I don’t want to be too dogmatic on any of this: I realise that there are godly men on ‘the other side’ here. I am aware that the Scriptures can be read as if the Jews have a priority, a superior right. Peter Parkinson again in the same article says ‘The Jewish people have the greatest right to hear and receive the gospel because Christianity is uniquely theirs.’ But it is wrong, altogether, to talk about a ‘right’ to hear and receive the gospel. No-one has a right to it, not Jew, not Gentile. The gospel is always free grace. If God in his mercy arranges that one community shall hear the gospel, that is God’s free and amazing grace to that community. If a neighbouring community never gets to hear the gospel, God has not violated their rights. Remember, Jesus compared the privileges of Capernaum with the lack of privilege enjoyed by Sodom: ‘And you, Capernaum, will you be lifted up to the skies? No, you will go down to the depths. If the miracles that were performed in you had been performed in Sodom, it would have remained to this day,’ (Mt. 11:23). Has Sodom a right to complain? No. Why not? For none of us have a right to the free grace of God.

But: though I am aware that the Scriptures can be read as if the Jews have a priority, I am increasingly persuaded that (like infant baptism, for example) it is something that is being read into the Scripture, not derived from it.

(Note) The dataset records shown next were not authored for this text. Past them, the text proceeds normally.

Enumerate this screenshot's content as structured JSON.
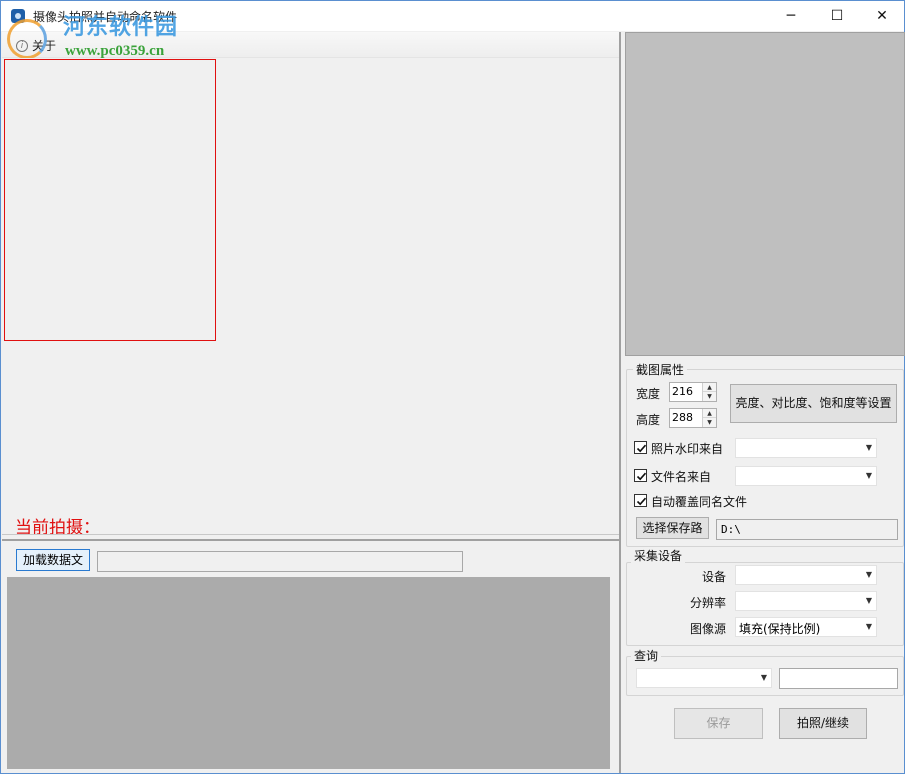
{
  "window": {
    "title": "摄像头拍照并自动命名软件",
    "controls": {
      "minimize": "─",
      "maximize": "☐",
      "close": "✕"
    }
  },
  "watermark": {
    "site_name": "河东软件园",
    "url": "www.pc0359.cn"
  },
  "menu": {
    "items": [
      {
        "label": "关于",
        "icon": "info-icon"
      }
    ]
  },
  "capture": {
    "current_shot_label": "当前拍摄：",
    "frame_color": "#e01010"
  },
  "data_load": {
    "button_label": "加载数据文",
    "path_value": ""
  },
  "crop_props": {
    "group_title": "截图属性",
    "width_label": "宽度",
    "width_value": "216",
    "height_label": "高度",
    "height_value": "288",
    "adjust_button": "亮度、对比度、饱和度等设置",
    "watermark_check": {
      "label": "照片水印来自",
      "checked": true,
      "value": ""
    },
    "filename_check": {
      "label": "文件名来自",
      "checked": true,
      "value": ""
    },
    "overwrite_check": {
      "label": "自动覆盖同名文件",
      "checked": true
    },
    "save_path_button": "选择保存路",
    "save_path_value": "D:\\"
  },
  "capture_device": {
    "group_title": "采集设备",
    "device_label": "设备",
    "device_value": "",
    "resolution_label": "分辨率",
    "resolution_value": "",
    "image_source_label": "图像源",
    "image_source_value": "填充(保持比例)"
  },
  "query": {
    "group_title": "查询",
    "field_value": "",
    "text_value": ""
  },
  "actions": {
    "save_label": "保存",
    "save_enabled": false,
    "capture_label": "拍照/继续"
  },
  "colors": {
    "accent": "#2a7ad0",
    "preview_bg": "#bfbfbf",
    "data_panel_bg": "#ababab",
    "label_red": "#e01010"
  }
}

Perhaps the difference looks like this. Those who believe that Jews have a priority speak as if salvation is for Israel, and God also welcomes Gentiles. I believe, on the other hand, that salvation is for the world, and God used Israel to bring it. So God said to Abraham when he was still Abram ‘All peoples on earth will be blessed through you,’ (Genesis 12.3). God’s choice of Abram, and then of Israel, was in order to bring blessing to the world. He did not bring blessing to the world in order to exalt Abram, or Israel. In fact, that idea would put Abram/Israel in the place that belongs to Jesus Christ: for God brought salvation to the world in order that ‘at the name of Jesus every knee should bow, and every tongue confess that Jesus Christ is Lord to the glory of God the Father.’

Is Jewish evangelism important today?
Of course it is. They are a people group. They are a uniquely knowledgeable people group, and privileged in that sense. And there are promises still to be fulfilled about the salvation of Israel. (Unfinished; comments welcome)

Thursday, January 15, 2009

Is atheism dead?

First , noted atheist philosopher Antony Flew changed his mind and admitted there's a God.

Then, we had Matthew Parris within a whisper of saying 'Although I am an atheist, Christianity is obviously true - I just don't want anything to do with it.'

Now, Melanie Phillips reports that even Dawkins admits that a good case can be made for a God.

Atheism has always been a superstition held by a very small minority. It won't be missed.
(Photo copyright and used with permission)

Monday, January 05, 2009

Doctor Who - The Truth

At last, the New Doctor has been announced, and not everybody is happy about it. Libby, I did my best.

Perhaps it's time to tell the truth about that photo. The truth is, I didn't apply for the job at all. But the story is an odd one - at least I think so. I was on my way to preach in York where Mark Troughton is pastor; Mark is son of the second (and greatest) Doctor Who - Patrick Troughton. I'd never met Mark but knew who he was.

Imagine my surprise then when I stopped at a petrol station just near to the church for a little 'personal comfort' and found myself outside the Tardis - picture attached. I know these things were supposed to be on every street corner once upon a time, but I had never actually seen one before. But perhaps Mark still uses his Dad's old 'car' to get to church?

Question (and answer) for British Christians. Two men are known in Britain simply as 'The Doctor'. Martyn Lloyd-Jones is one. Who is the other?

And another question. Back in the halcyon days of William Hartnell, the Tardis was malfunctioning, which was how it always looked like a police box, wherever it travelled. Is it still malfunctioning? Or is there now some other excuse?